The collection was long rumored to exist but it was just recently unearthed. All of the materials were found in a storage room at a bar — Sloppy Joe’s — in Key West, Florida, where Hemingway spent a lot of his time after he and his second wife parted ways. After he dropped off the boxes of personal effects in 1939, though, he never came back to pick it all up.
Now, the treasure trove is available for historians, scholars, and anyone interested in learning more about the novelist to view and study. While there are numerous photos, receipts, and other mementos included in the archive, a few pieces certainly stand out from the rest.
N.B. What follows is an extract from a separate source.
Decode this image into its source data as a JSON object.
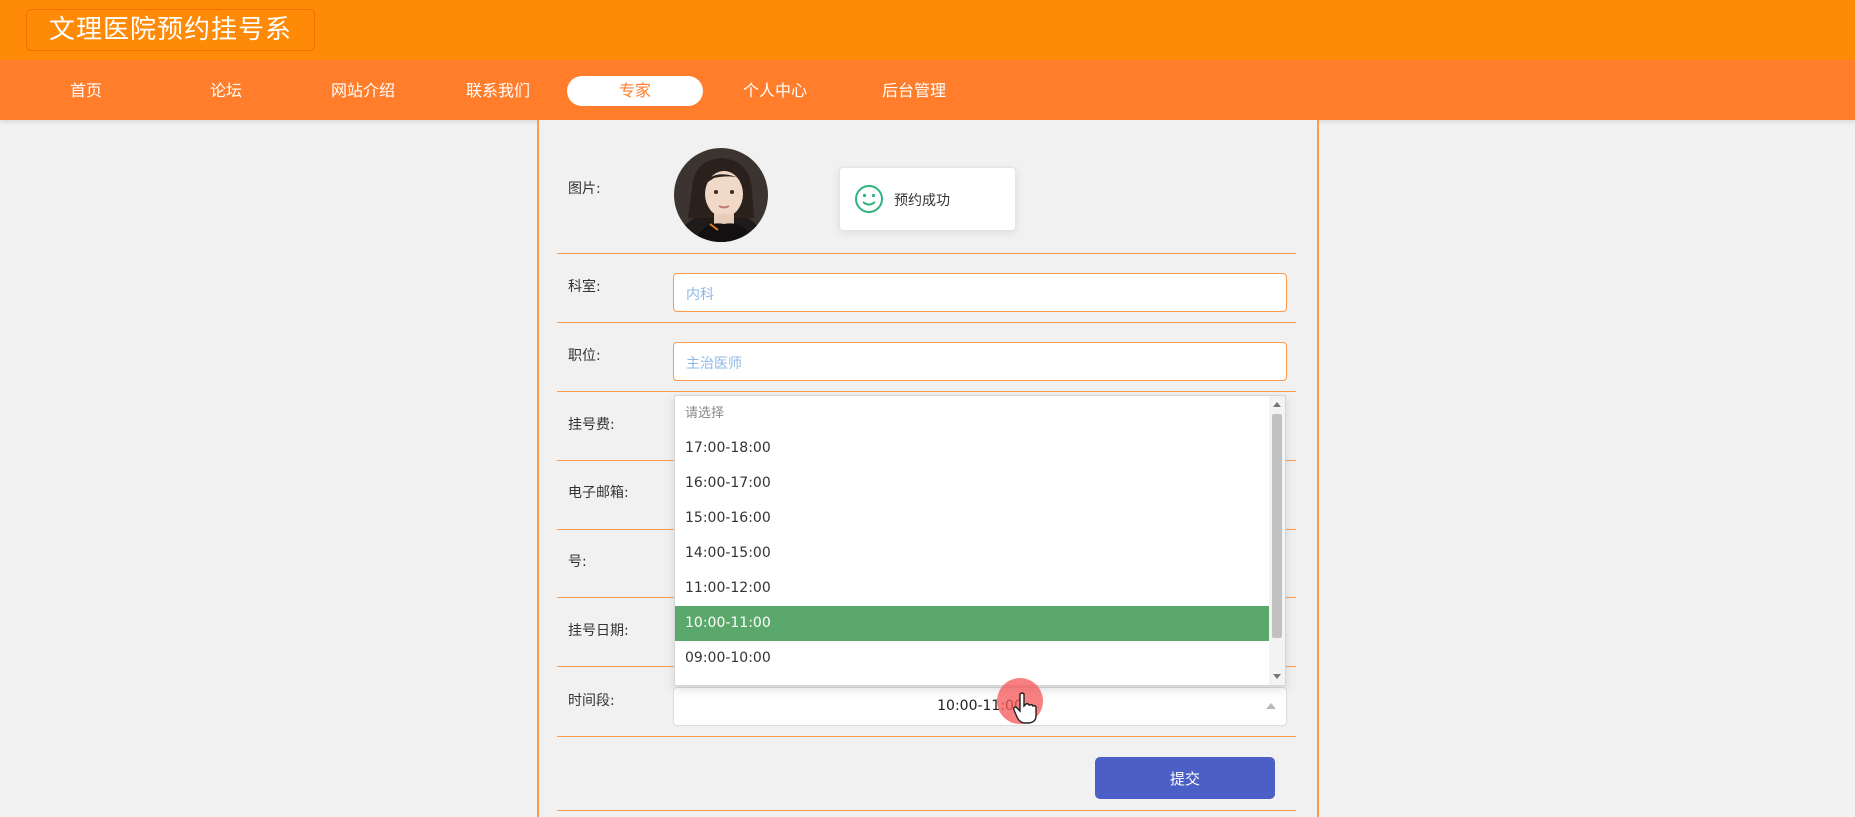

One short story includes his depiction of his contemporary, F. Scott Fitzgerald, as a young boxer.
An outline for another novel, tentatively titled “A New Slain Night,” is also among the pieces in the collection. In the notes, Hemingway references intense plotlines including a bank robbery and prison escape as part of what he dubbed a “picaresque novel for America.”
In a tragic example of foreshadowing, the writer’s belongings also included an essay about death and suicide that he wrote in 1926. Thirty-five years later, the writer fatally shot himself.